Problem description: Starting from the line that holds "Decode this image", print each remaining line of the entries exactly, ending with the last.
[Opening Data extracts section]
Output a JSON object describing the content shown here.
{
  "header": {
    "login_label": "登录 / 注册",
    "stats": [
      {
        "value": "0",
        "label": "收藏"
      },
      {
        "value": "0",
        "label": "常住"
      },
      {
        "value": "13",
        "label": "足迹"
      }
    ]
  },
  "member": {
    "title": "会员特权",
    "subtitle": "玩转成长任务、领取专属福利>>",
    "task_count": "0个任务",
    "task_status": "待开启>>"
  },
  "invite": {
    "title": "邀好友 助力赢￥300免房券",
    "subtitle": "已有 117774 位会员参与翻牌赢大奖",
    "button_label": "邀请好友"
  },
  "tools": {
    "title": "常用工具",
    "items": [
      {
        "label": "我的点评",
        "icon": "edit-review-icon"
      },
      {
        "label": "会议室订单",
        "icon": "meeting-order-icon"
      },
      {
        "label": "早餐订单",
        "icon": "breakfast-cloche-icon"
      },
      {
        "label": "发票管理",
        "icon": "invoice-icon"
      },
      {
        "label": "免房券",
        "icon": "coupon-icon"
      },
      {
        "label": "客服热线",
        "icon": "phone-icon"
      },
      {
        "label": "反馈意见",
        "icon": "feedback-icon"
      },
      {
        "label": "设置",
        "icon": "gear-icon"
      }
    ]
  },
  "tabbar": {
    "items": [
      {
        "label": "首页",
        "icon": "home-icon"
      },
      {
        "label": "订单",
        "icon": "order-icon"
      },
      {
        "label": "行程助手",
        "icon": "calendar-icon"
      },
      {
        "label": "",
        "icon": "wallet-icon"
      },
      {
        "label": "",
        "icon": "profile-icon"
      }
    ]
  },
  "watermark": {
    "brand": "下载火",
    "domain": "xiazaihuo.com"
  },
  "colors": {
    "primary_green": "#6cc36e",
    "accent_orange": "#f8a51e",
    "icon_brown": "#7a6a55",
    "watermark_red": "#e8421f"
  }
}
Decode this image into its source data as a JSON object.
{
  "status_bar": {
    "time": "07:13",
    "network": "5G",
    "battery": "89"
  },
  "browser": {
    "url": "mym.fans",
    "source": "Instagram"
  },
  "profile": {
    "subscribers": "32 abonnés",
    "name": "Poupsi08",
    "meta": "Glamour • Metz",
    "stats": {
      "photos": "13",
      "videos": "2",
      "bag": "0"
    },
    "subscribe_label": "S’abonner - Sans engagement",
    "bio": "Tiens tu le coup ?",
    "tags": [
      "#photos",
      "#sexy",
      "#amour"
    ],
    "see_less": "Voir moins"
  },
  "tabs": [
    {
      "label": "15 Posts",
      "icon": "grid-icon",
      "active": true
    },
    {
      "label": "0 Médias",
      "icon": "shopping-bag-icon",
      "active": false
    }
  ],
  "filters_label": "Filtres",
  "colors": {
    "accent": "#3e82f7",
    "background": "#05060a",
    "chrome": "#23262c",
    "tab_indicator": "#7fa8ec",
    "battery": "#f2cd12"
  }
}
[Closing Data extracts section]
Reply:
Decode this image into its source data as a JSON object.
{
  "status_bar": {
    "time": "07:13",
    "network": "5G",
    "battery": "89"
  },
  "browser": {
    "url": "mym.fans",
    "source": "Instagram"
  },
  "profile": {
    "subscribers": "32 abonnés",
    "name": "Poupsi08",
    "meta": "Glamour • Metz",
    "stats": {
      "photos": "13",
      "videos": "2",
      "bag": "0"
    },
    "subscribe_label": "S’abonner - Sans engagement",
    "bio": "Tiens tu le coup ?",
    "tags": [
      "#photos",
      "#sexy",
      "#amour"
    ],
    "see_less": "Voir moins"
  },
  "tabs": [
    {
      "label": "15 Posts",
      "icon": "grid-icon",
      "active": true
    },
    {
      "label": "0 Médias",
      "icon": "shopping-bag-icon",
      "active": false
    }
  ],
  "filters_label": "Filtres",
  "colors": {
    "accent": "#3e82f7",
    "background": "#05060a",
    "chrome": "#23262c",
    "tab_indicator": "#7fa8ec",
    "battery": "#f2cd12"
  }
}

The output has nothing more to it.